  • Hepatitis Illustration Price of Life

    The Price of Life

    May 4, 2016

    There is now a cure for Hepatitis C. But in some states, Medicaid won’t pay for it until patients become seriously and irrevocably ill. Harvard Law’s Center for Health Law and Policy Innovation is trying to change that—through research, advocacy and litigation.

  • There are hepatitis C drugs, but patients often can’t get them

    April 19, 2016

    Patients infected with hepatitis C are finding that having private health insurance doesn’t always mean they can get the drugs likely to cure them. ...The Center for Health Law and Policy Innovation of Harvard Law School analyzed plans sold on the Massachusetts Health Connector, the state agency for people who buy insurance on their own, most of whom have moderate to low incomes. The center found that in nearly half the plans, patients had to pay a higher percentage of the cost for hepatitis C drugs than for most other drugs. Some insurers require patients to pay half the cost.

  • Don’t deny hepatitis C patients a cure

    April 14, 2016

    How do you justify withholding a wonder drug from patients infected with a liver-killing virus until the disease starts to ravage their bodies? Why, in other words, do they have to become seriously ill before receiving help? Although biomedical advances have given rise to a new class of drugs that can cure hepatitis C, which is often fatal, a basic socioeconomic problem remains to be solved: Because of the high cost of the medicine, many public and private health insurers restrict access to treatment until the onset of liver damage. It’s a short-sighted approach that causes suffering and is at odds with a basic tenet of modern medicine — early intervention...“If there was a cure for Alzheimer’s or multiple sclerosis and we restricted treatment, there would be a huge outcry,” says Robert Greenwald, director of the Center for Health Law and Policy Innovation at Harvard Law School.
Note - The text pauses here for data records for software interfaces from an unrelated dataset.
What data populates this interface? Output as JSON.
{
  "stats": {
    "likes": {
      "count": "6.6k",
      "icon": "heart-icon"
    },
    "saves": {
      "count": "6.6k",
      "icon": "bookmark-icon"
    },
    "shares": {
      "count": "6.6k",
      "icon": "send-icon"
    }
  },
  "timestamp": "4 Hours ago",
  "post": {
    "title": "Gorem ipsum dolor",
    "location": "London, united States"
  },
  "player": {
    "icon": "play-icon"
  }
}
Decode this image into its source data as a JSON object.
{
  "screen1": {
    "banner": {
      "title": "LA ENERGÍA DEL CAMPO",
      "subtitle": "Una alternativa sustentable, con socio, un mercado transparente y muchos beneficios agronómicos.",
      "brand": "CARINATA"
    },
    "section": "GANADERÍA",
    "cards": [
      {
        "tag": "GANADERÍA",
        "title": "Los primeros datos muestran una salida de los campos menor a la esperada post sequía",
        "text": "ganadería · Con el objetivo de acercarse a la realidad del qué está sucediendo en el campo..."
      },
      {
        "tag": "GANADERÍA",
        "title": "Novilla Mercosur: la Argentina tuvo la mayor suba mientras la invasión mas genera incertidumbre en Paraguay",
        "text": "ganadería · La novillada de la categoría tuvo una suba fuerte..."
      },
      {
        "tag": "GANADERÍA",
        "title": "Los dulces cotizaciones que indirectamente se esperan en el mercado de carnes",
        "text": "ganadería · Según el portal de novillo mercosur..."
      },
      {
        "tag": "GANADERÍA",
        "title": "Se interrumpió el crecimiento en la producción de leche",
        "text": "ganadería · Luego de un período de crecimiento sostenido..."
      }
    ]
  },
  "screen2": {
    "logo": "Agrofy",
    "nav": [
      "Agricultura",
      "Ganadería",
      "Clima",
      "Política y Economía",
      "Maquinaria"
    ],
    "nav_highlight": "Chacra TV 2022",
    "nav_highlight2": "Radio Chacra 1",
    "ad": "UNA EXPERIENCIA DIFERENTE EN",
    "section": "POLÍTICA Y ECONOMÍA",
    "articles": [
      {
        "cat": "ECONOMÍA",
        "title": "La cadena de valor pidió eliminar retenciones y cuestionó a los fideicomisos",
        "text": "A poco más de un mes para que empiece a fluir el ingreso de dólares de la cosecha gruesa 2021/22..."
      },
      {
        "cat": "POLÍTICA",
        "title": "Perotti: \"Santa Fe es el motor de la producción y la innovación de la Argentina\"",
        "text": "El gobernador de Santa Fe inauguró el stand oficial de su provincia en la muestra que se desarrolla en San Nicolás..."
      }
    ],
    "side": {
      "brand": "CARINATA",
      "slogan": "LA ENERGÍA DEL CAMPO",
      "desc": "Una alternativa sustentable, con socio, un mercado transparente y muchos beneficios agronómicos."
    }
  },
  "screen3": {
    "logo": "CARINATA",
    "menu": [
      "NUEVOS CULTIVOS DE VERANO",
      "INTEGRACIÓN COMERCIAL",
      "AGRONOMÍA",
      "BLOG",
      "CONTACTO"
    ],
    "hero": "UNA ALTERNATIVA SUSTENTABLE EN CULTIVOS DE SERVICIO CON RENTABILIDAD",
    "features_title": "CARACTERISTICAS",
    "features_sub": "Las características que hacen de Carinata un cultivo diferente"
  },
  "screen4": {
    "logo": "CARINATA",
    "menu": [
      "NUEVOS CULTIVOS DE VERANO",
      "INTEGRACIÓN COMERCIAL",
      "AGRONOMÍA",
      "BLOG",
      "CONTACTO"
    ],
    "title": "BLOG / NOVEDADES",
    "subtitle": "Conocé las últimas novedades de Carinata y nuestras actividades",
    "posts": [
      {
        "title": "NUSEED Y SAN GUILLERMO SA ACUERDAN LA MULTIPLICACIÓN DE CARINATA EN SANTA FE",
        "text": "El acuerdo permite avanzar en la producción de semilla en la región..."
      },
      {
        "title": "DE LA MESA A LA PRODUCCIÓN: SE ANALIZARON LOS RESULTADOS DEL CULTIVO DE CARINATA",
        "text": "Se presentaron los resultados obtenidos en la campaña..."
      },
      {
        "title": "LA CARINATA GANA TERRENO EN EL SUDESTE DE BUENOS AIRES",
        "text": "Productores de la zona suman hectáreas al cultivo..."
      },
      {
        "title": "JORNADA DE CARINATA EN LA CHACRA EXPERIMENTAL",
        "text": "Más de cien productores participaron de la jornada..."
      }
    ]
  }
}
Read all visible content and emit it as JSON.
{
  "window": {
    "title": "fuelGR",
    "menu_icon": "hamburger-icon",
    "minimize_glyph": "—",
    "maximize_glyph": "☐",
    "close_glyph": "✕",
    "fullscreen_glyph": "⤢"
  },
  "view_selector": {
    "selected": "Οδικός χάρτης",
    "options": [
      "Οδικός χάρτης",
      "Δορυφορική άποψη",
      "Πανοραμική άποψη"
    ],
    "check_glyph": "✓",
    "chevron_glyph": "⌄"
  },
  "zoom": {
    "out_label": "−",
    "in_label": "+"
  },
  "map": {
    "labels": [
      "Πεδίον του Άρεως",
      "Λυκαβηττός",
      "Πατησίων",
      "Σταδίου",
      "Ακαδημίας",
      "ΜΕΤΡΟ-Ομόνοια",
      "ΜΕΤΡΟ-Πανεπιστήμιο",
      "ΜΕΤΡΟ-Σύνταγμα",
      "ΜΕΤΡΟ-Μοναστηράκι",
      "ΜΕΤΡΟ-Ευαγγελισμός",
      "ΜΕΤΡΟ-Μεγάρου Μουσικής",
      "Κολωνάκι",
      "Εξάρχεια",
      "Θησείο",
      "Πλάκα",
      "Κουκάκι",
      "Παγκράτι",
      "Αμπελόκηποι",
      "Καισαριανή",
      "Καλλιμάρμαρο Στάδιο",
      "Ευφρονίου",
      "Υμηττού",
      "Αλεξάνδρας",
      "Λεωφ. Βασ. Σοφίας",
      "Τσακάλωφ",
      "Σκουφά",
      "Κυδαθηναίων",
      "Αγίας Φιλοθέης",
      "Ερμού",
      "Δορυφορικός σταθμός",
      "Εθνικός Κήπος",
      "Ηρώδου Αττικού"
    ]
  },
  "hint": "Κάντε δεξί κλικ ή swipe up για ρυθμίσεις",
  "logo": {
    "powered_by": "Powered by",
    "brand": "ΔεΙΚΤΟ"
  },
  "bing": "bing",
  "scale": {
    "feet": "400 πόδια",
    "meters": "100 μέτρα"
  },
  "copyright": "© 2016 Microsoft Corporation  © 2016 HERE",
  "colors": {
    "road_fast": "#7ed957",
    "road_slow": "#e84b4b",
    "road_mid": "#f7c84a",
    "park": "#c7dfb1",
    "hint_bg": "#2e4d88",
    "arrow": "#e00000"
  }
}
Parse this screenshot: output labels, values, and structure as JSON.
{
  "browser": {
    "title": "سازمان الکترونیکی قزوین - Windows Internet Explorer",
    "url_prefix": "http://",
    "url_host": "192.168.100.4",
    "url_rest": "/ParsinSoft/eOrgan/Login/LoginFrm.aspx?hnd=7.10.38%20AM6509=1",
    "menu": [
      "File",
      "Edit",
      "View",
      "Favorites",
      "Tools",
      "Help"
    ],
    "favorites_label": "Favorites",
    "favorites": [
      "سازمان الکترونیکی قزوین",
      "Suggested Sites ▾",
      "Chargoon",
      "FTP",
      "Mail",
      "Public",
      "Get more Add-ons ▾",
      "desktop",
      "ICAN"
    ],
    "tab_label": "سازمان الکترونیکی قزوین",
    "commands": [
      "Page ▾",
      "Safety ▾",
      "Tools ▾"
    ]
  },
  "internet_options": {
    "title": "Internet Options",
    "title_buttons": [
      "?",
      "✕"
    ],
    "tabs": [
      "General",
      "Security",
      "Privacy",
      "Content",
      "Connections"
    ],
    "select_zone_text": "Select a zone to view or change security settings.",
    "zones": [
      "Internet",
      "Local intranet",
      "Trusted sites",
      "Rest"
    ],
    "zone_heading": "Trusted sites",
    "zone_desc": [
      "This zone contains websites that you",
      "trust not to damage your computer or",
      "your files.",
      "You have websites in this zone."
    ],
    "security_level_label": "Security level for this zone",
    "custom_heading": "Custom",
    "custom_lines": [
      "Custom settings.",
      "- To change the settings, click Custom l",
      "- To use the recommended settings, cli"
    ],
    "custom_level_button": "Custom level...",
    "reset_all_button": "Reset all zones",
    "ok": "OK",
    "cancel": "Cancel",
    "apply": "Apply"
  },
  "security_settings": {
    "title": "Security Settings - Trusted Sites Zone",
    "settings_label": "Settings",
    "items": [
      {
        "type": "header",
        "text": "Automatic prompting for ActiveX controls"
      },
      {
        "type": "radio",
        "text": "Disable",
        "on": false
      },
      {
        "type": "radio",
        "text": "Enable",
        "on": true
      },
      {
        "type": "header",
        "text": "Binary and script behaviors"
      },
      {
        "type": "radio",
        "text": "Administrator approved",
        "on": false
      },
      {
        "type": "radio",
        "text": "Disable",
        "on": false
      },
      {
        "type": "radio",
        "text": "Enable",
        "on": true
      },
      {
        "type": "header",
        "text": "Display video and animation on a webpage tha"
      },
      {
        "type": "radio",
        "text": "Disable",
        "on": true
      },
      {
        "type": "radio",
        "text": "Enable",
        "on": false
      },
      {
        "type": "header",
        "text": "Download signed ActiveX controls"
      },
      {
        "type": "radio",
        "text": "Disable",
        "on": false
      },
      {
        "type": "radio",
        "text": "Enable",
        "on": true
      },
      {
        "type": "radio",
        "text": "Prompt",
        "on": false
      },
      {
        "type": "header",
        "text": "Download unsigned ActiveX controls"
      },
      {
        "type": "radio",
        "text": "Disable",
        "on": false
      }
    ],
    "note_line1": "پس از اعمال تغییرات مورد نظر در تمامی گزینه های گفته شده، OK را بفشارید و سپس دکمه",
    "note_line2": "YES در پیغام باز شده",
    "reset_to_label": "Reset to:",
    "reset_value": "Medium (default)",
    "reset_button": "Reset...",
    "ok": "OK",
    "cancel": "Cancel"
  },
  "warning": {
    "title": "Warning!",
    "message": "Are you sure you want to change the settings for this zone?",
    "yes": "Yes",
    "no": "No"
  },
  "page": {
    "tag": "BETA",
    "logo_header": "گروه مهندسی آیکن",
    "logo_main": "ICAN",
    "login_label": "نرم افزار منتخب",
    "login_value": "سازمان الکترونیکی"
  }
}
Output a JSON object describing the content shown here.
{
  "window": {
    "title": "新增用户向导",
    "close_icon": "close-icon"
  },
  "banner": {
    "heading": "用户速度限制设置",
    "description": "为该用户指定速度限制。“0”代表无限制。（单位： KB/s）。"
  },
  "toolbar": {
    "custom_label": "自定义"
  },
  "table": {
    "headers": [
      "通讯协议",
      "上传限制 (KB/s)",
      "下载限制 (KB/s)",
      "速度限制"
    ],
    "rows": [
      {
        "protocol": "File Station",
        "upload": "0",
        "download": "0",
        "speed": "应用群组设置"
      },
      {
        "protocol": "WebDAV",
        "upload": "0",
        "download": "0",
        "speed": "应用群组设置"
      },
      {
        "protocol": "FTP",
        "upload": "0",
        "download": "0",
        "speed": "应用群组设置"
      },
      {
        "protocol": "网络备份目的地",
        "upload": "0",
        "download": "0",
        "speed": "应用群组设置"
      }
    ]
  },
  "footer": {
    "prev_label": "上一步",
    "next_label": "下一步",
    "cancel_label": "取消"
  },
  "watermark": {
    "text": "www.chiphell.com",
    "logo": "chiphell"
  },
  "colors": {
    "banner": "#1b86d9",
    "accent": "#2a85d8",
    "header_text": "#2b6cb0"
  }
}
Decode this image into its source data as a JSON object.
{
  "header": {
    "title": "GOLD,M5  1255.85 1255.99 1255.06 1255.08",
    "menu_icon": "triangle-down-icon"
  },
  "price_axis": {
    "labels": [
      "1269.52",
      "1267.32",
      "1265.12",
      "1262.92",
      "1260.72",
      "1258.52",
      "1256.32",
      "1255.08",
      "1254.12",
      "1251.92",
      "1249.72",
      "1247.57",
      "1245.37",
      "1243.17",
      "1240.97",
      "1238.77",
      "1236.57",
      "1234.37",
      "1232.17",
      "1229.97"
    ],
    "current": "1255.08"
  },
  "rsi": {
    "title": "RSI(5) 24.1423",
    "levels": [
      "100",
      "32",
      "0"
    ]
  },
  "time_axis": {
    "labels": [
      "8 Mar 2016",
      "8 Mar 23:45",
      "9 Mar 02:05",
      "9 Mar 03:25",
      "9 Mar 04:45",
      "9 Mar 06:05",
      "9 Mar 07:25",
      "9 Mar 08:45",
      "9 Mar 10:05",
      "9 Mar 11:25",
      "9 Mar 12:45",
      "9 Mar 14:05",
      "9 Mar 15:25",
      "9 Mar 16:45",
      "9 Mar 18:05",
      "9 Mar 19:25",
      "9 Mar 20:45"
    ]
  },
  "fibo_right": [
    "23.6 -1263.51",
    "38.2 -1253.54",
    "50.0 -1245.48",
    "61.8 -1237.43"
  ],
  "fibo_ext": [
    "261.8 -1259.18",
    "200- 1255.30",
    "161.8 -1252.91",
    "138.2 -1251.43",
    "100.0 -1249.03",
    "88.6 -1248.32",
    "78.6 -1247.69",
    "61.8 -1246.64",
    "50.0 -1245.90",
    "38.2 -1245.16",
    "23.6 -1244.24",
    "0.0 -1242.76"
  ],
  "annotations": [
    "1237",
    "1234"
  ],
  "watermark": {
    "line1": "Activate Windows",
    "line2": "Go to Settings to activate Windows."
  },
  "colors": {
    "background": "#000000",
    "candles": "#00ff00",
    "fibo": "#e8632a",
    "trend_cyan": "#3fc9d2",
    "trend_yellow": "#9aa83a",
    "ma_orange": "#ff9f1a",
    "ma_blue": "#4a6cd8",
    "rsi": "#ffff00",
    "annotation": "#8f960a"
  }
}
  • Hepatitis C drug costs leave many without care

    April 11, 2016

    Twenty years ago, Larry Day learned two dangerous viruses were circulating in his body, HIV and hepatitis C. Both infections came from needles shared during his years as an injecting drug user. Only one caused him big problems: hepatitis C. That virus destroyed his kidneys, an uncommon complication. Over time, he knew, hepatitis C could lead to cirrhosis and liver cancer. So when drugs came on the market promising to cure him, Day — by then free of illicit drugs — was eager to give them a try. But his Medicaid insurance plan said no. He could get the drugs only if his liver was damaged, and his liver was still in good shape...Robert Greenwald, faculty director of the Center for Health Law and Policy Innovation at Harvard Law School, in February led a class-action lawsuit against the state of Washington, asserting its Medicaid program was illegally rationing hepatitis C drugs. In Massachusetts, he has written MassHealth officials asking to collaborate on ways to make the drugs more available. But state officials have rebuffed him, because, he said, they don’t want to admit “that it’s all about costs....They know that’s not a legitimate grounds on which to deny people treatment.” Greenwald called the state’s approach baffling. The state, he said, pays $10,000 a year to keep a person with HIV healthy for decades, but balks at a one-time $40,000 payment to cure someone of hepatitis C.

  • Outside of Langdell Hall after dark with lights shining on the columns

    Harvard Law clinic files amicus brief defending employees’ access to no cost preventive health care

    February 18, 2016

    Harvard Law School’s Center for Health Law and Policy Innovation (CHLPI) filed an amicus brief to the U.S. Supreme Court in Zubik v. Burwell, an Affordable Care Act (ACA) challenge set for argument on March 26. The brief asks the Court to affirm Court of Appeals’ decisions upholding the federal policy of maintaining access to free preventive care, including contraceptive services, in employer-sponsored health plans.

  • People standing talking in a grocery store

    Summit convenes future leaders in the emerging field of food law and policy

    December 11, 2015

    Participants in a recent gathering at Harvard Law School are hoping to spark the growth of a nationwide student network for making significant contributions to the emerging field of food law and policy.